**WHAT IS BEING ASKED**
For the string "replies", state the number of lines in the data that contain it, and nothing else.

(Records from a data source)
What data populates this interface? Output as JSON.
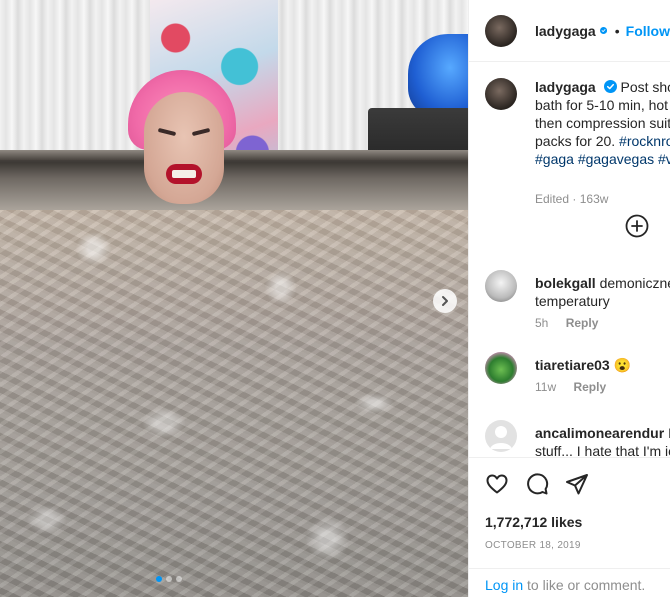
{
  "colors": {
    "accent": "#0095f6",
    "text": "#262626",
    "muted": "#8e8e8e",
    "hashtag": "#00376b"
  },
  "photo": {
    "carousel_total": 3,
    "carousel_active": 1
  },
  "header": {
    "username": "ladygaga",
    "separator": "•",
    "follow_label": "Follow"
  },
  "caption": {
    "username": "ladygaga",
    "lines": [
      "Post show",
      "bath for 5-10 min, hot",
      "then compression suit",
      "packs for 20. "
    ],
    "tags_line3": "#rocknro",
    "tags_line4": "#gaga #gagavegas #vi",
    "edited": "Edited",
    "meta_sep": "·",
    "age": "163w"
  },
  "comments": [
    {
      "username": "bolekgall",
      "text": "demoniczne",
      "text2": "temperatury",
      "age": "5h",
      "reply_label": "Reply"
    },
    {
      "username": "tiaretiare03",
      "text": "😮",
      "age": "11w",
      "reply_label": "Reply"
    },
    {
      "username": "ancalimonearendur",
      "text": "I",
      "text2": "stuff... I hate that I'm ic"
    }
  ],
  "actions": {
    "likes": "1,772,712 likes",
    "date": "OCTOBER 18, 2019"
  },
  "footer": {
    "login_link": "Log in",
    "login_rest": " to like or comment."
  }
}
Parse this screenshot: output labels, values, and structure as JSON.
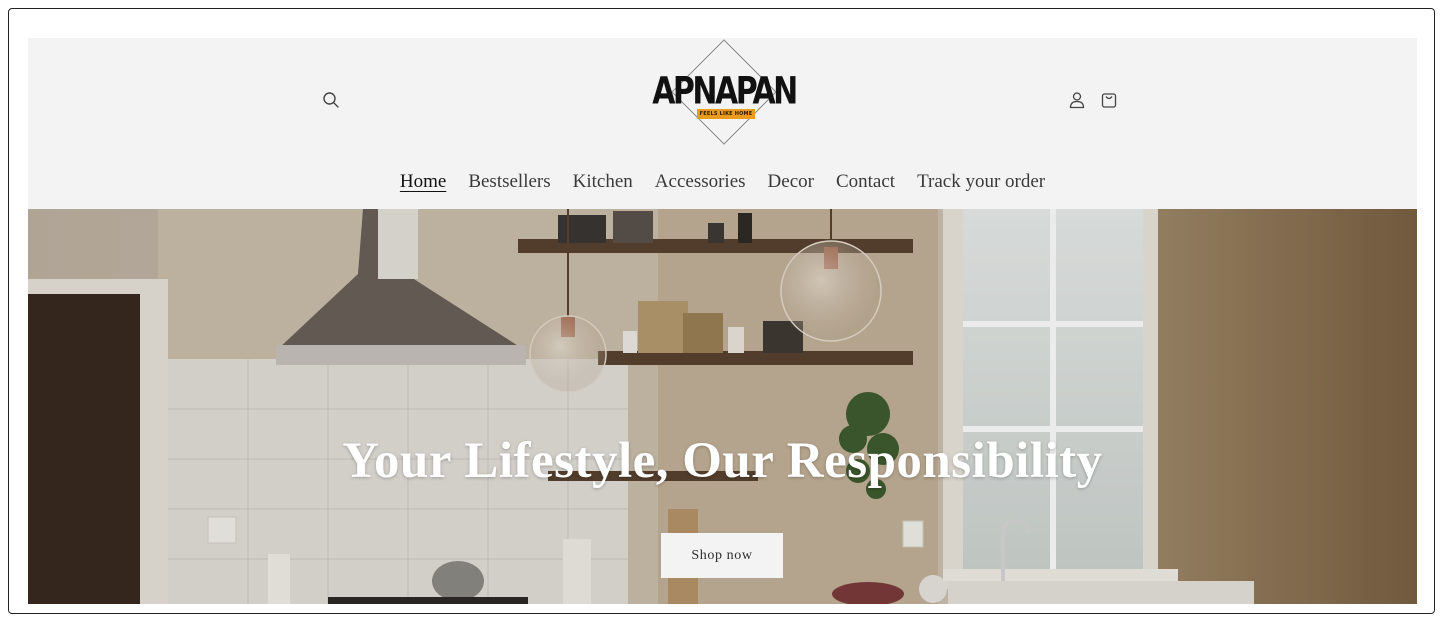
{
  "logo": {
    "name": "APNAPAN",
    "tagline": "FEELS LIKE HOME"
  },
  "header": {
    "icons": [
      "search-icon",
      "account-icon",
      "cart-icon"
    ]
  },
  "nav": {
    "items": [
      "Home",
      "Bestsellers",
      "Kitchen",
      "Accessories",
      "Decor",
      "Contact",
      "Track your order"
    ],
    "active": "Home"
  },
  "hero": {
    "title": "Your Lifestyle, Our Responsibility",
    "button_label": "Shop now"
  },
  "colors": {
    "header_bg": "#f3f3f3",
    "logo_accent": "#e89b1c",
    "text": "#121212"
  }
}
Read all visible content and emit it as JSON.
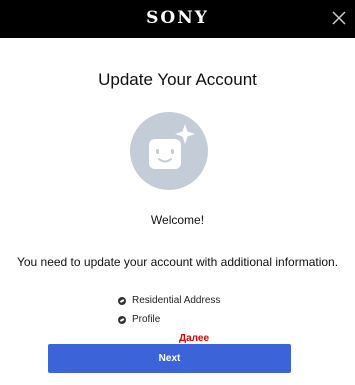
{
  "header": {
    "brand": "SONY",
    "close_icon": "close-icon",
    "background_color": "#000000"
  },
  "main": {
    "title": "Update Your Account",
    "avatar_icon": "smiley-sparkle-avatar-icon",
    "welcome": "Welcome!",
    "message": "You need to update your account with additional information.",
    "items": [
      {
        "label": "Residential Address",
        "icon": "check-bullet-icon"
      },
      {
        "label": "Profile",
        "icon": "check-bullet-icon"
      }
    ]
  },
  "annotation": {
    "text": "Далее",
    "color": "#e00000"
  },
  "actions": {
    "next_label": "Next",
    "button_color": "#3d63d9"
  }
}
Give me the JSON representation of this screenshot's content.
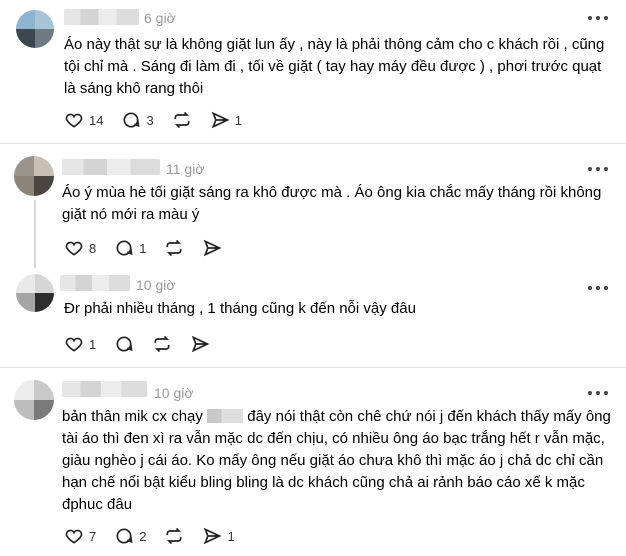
{
  "posts": [
    {
      "time": "6 giờ",
      "text": "Áo này thật sự là không giặt lun ấy , này là phải thông cảm cho c khách rồi , cũng\ntội chỉ mà . Sáng đi làm đi , tối về giặt ( tay hay máy đều được ) , phơi trước quạt\nlà sáng khô rang thôi",
      "likes": "14",
      "replies": "3",
      "reposts": "",
      "shares": "1",
      "avatar_colors": [
        "#8db3cf",
        "#a9c4d6",
        "#3c4650",
        "#6f7a82"
      ]
    },
    {
      "time": "11 giờ",
      "text": "Áo ý mùa hè tối giặt sáng ra khô được mà . Áo ông kia chắc mấy tháng rồi không\ngiặt nó mới ra màu ý",
      "likes": "8",
      "replies": "1",
      "reposts": "",
      "shares": "",
      "avatar_colors": [
        "#9b948c",
        "#c9bfb5",
        "#8d8479",
        "#4b463f"
      ]
    },
    {
      "time": "10 giờ",
      "text": "Đr phải nhiều tháng , 1 tháng cũng k đến nỗi vậy đâu",
      "likes": "1",
      "replies": "",
      "reposts": "",
      "shares": "",
      "avatar_colors": [
        "#e9e9e9",
        "#d6d6d6",
        "#a5a5a5",
        "#2d2d2d"
      ]
    },
    {
      "time": "10 giờ",
      "text_before_censor": "bản thân mik cx chạy ",
      "text_after_censor": " đây nói thật còn chê chứ nói j đến khách thấy mấy ông\ntài áo thì đen xì ra vẫn mặc dc đến chịu, có nhiều ông áo bạc trắng hết r vẫn mặc,\ngiàu nghèo j cái áo. Ko mấy ông nếu giặt áo chưa khô thì mặc áo j chả dc chỉ cần\nhạn chế nổi bật kiểu bling bling là dc khách cũng chả ai rảnh báo cáo xế k mặc\nđphuc đâu",
      "likes": "7",
      "replies": "2",
      "reposts": "",
      "shares": "1",
      "avatar_colors": [
        "#ececec",
        "#c9c9c9",
        "#bdbdbd",
        "#7a7a7a"
      ]
    }
  ]
}
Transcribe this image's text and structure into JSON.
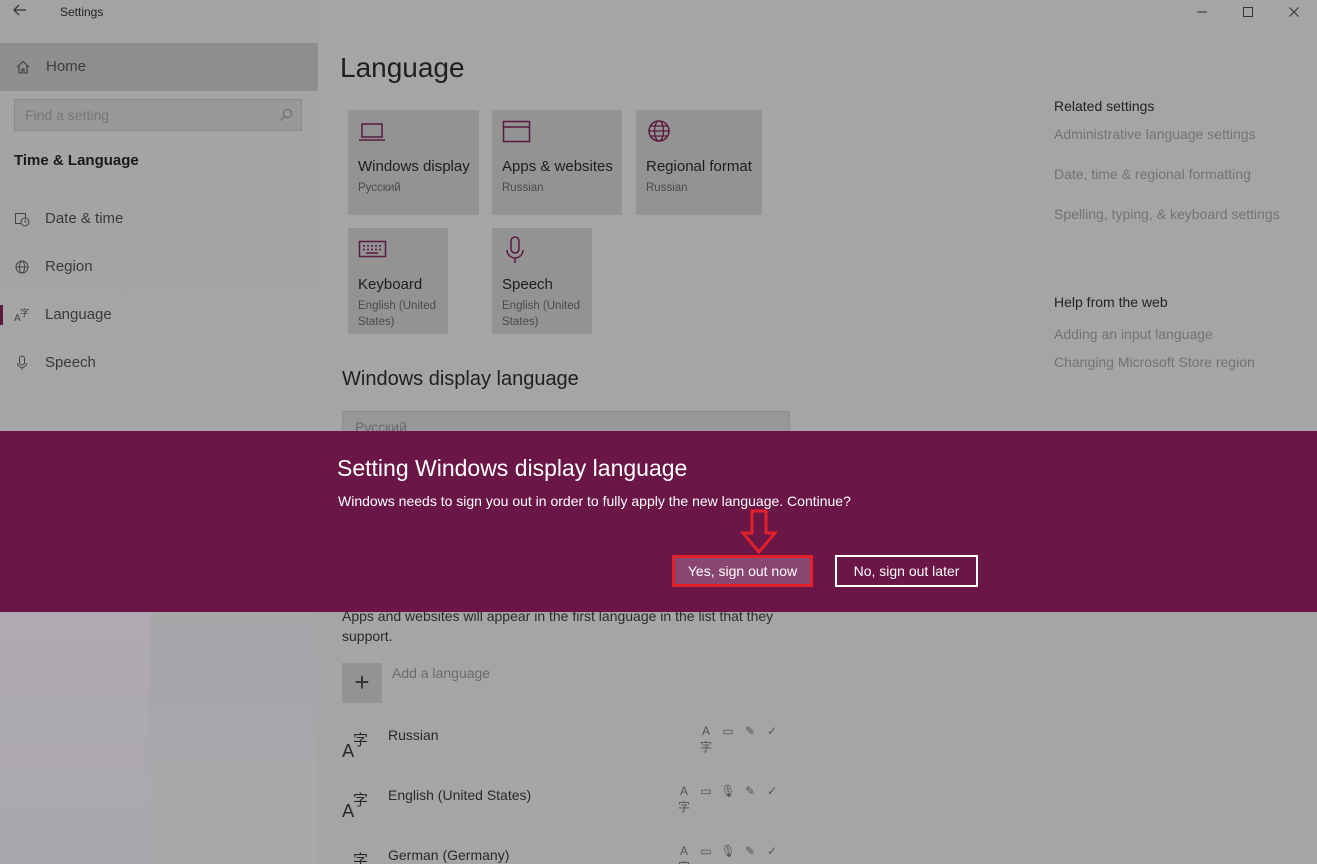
{
  "window": {
    "title": "Settings",
    "back_icon": "back-arrow-icon",
    "controls": [
      "minimize-icon",
      "maximize-icon",
      "close-icon"
    ]
  },
  "sidebar": {
    "home_label": "Home",
    "search_placeholder": "Find a setting",
    "section_title": "Time & Language",
    "items": [
      {
        "label": "Date & time",
        "icon": "calendar-clock-icon"
      },
      {
        "label": "Region",
        "icon": "globe-icon"
      },
      {
        "label": "Language",
        "icon": "language-icon",
        "active": true
      },
      {
        "label": "Speech",
        "icon": "microphone-icon"
      }
    ]
  },
  "main": {
    "title": "Language",
    "tiles": [
      {
        "name": "Windows display",
        "sub": "Русский",
        "icon": "laptop-icon"
      },
      {
        "name": "Apps & websites",
        "sub": "Russian",
        "icon": "browser-window-icon"
      },
      {
        "name": "Regional format",
        "sub": "Russian",
        "icon": "globe-icon"
      },
      {
        "name": "Keyboard",
        "sub": "English (United States)",
        "icon": "keyboard-icon"
      },
      {
        "name": "Speech",
        "sub": "English (United States)",
        "icon": "microphone-icon"
      }
    ],
    "display_language_heading": "Windows display language",
    "display_language_value": "Русский",
    "preferred_text": "Apps and websites will appear in the first language in the list that they support.",
    "add_language_label": "Add a language",
    "languages": [
      {
        "name": "Russian",
        "features": [
          "language-pack-icon",
          "speech-bubble-icon",
          "handwriting-icon",
          "spellcheck-icon"
        ]
      },
      {
        "name": "English (United States)",
        "features": [
          "language-pack-icon",
          "speech-bubble-icon",
          "microphone-icon",
          "handwriting-icon",
          "spellcheck-icon"
        ]
      },
      {
        "name": "German (Germany)",
        "features": [
          "language-pack-icon",
          "speech-bubble-icon",
          "microphone-icon",
          "handwriting-icon",
          "spellcheck-icon"
        ]
      }
    ]
  },
  "related_settings": {
    "heading": "Related settings",
    "links": [
      "Administrative language settings",
      "Date, time & regional formatting",
      "Spelling, typing, & keyboard settings"
    ]
  },
  "help": {
    "heading": "Help from the web",
    "links": [
      "Adding an input language",
      "Changing Microsoft Store region"
    ]
  },
  "dialog": {
    "title": "Setting Windows display language",
    "message": "Windows needs to sign you out in order to fully apply the new language. Continue?",
    "yes_label": "Yes, sign out now",
    "no_label": "No, sign out later",
    "accent_color": "#6a1646",
    "highlight_color": "#e0202a"
  }
}
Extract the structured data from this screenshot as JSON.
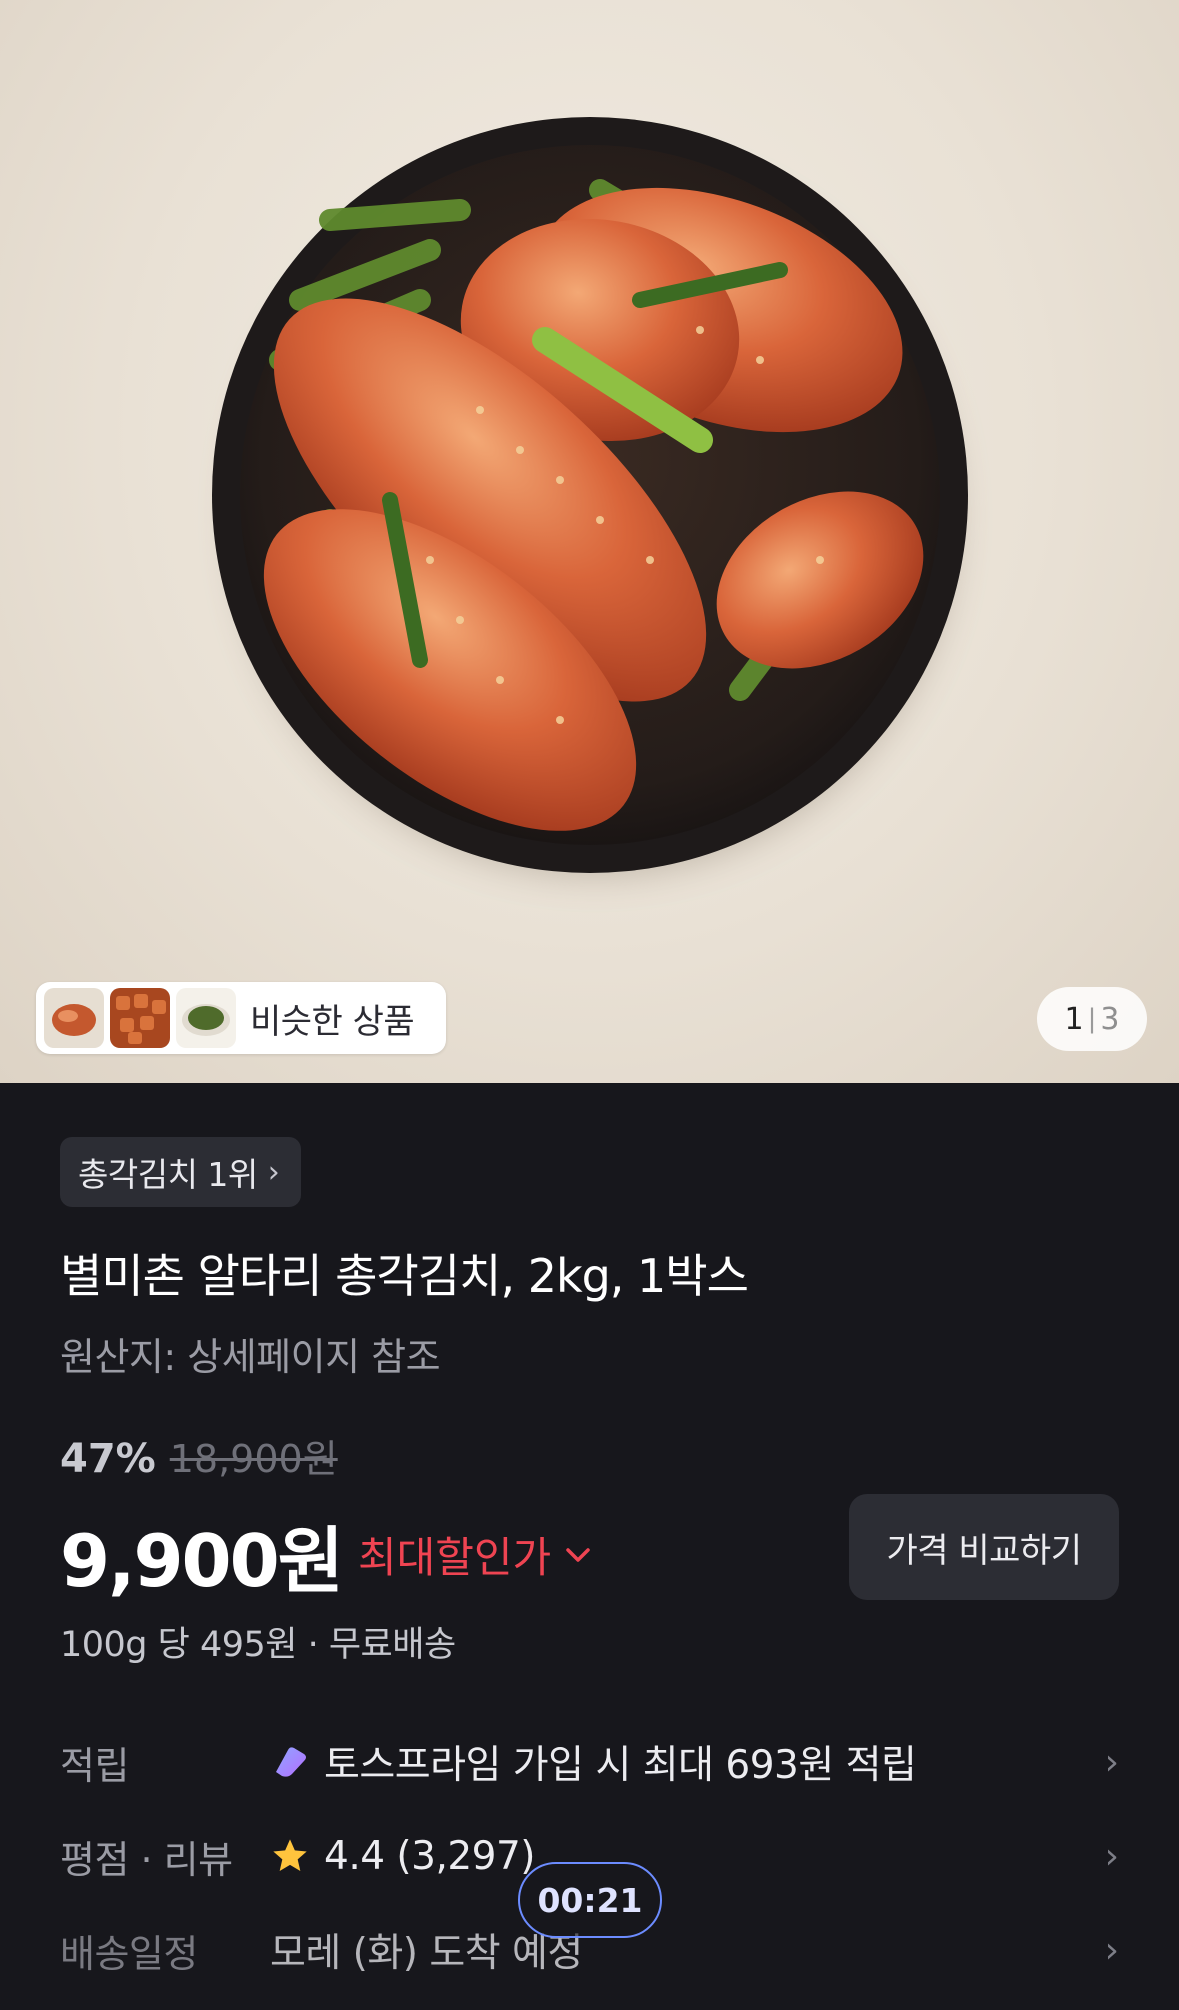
{
  "hero": {
    "image_alt": "food-photo",
    "similar_products_label": "비슷한 상품",
    "page_current": "1",
    "page_total": "3"
  },
  "product": {
    "rank_badge": "총각김치 1위",
    "title": "별미촌 알타리 총각김치, 2kg, 1박스",
    "origin": "원산지: 상세페이지 참조",
    "discount_rate": "47%",
    "original_price": "18,900원",
    "price": "9,900원",
    "max_discount_label": "최대할인가",
    "compare_button": "가격 비교하기",
    "unit_price": "100g 당 495원 · 무료배송"
  },
  "info_rows": {
    "point_label": "적립",
    "point_value": "토스프라임 가입 시 최대 693원 적립",
    "review_label": "평점 · 리뷰",
    "review_value": "4.4 (3,297)",
    "ship_label": "배송일정",
    "ship_value": "모레 (화) 도착 예정"
  },
  "timer": "00:21",
  "colors": {
    "background": "#17171c",
    "accent_red": "#ef4452",
    "badge_bg": "#2c2d34",
    "star": "#ffc43d"
  },
  "icons": [
    "chevron-right-icon",
    "chevron-down-icon",
    "toss-prime-icon",
    "star-icon"
  ]
}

**RESULT OF THIS TASK**
4